What is needed ▸ An exact copy of the data is needed, one that excludes all pictures.

[Collected data entries]
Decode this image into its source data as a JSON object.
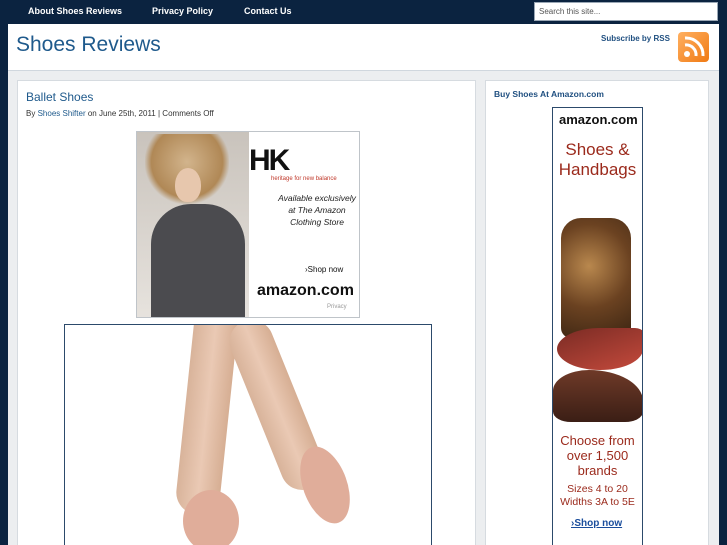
{
  "nav": {
    "items": [
      "About Shoes Reviews",
      "Privacy Policy",
      "Contact Us"
    ],
    "search_placeholder": "Search this site..."
  },
  "header": {
    "site_title": "Shoes Reviews",
    "rss_label": "Subscribe by RSS"
  },
  "post": {
    "title": "Ballet Shoes",
    "byline_prefix": "By",
    "author": "Shoes Shifter",
    "byline_date": "on June 25th, 2011 |",
    "comments": "Comments Off",
    "ad": {
      "brand": "HK",
      "brand_sub": "heritage for new balance",
      "text": "Available exclusively at The Amazon Clothing Store",
      "shop": "›Shop now",
      "amazon": "amazon.com",
      "privacy": "Privacy"
    }
  },
  "sidebar": {
    "title": "Buy Shoes At Amazon.com",
    "ad": {
      "amazon": "amazon.com",
      "headline": "Shoes & Handbags",
      "choose": "Choose from over 1,500 brands",
      "sizes": "Sizes 4 to 20 Widths 3A to 5E",
      "shop": "›Shop now"
    }
  },
  "colors": {
    "background": "#0b2340",
    "accent": "#1f5a8c",
    "rss": "#f07a13"
  }
}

Your solution ▸
Decode this image into its source data as a JSON object.
{
  "nav": {
    "items": [
      "About Shoes Reviews",
      "Privacy Policy",
      "Contact Us"
    ],
    "search_placeholder": "Search this site..."
  },
  "header": {
    "site_title": "Shoes Reviews",
    "rss_label": "Subscribe by RSS"
  },
  "post": {
    "title": "Ballet Shoes",
    "byline_prefix": "By",
    "author": "Shoes Shifter",
    "byline_date": "on June 25th, 2011 |",
    "comments": "Comments Off",
    "ad": {
      "brand": "HK",
      "brand_sub": "heritage for new balance",
      "text": "Available exclusively at The Amazon Clothing Store",
      "shop": "›Shop now",
      "amazon": "amazon.com",
      "privacy": "Privacy"
    }
  },
  "sidebar": {
    "title": "Buy Shoes At Amazon.com",
    "ad": {
      "amazon": "amazon.com",
      "headline": "Shoes & Handbags",
      "choose": "Choose from over 1,500 brands",
      "sizes": "Sizes 4 to 20 Widths 3A to 5E",
      "shop": "›Shop now"
    }
  },
  "colors": {
    "background": "#0b2340",
    "accent": "#1f5a8c",
    "rss": "#f07a13"
  }
}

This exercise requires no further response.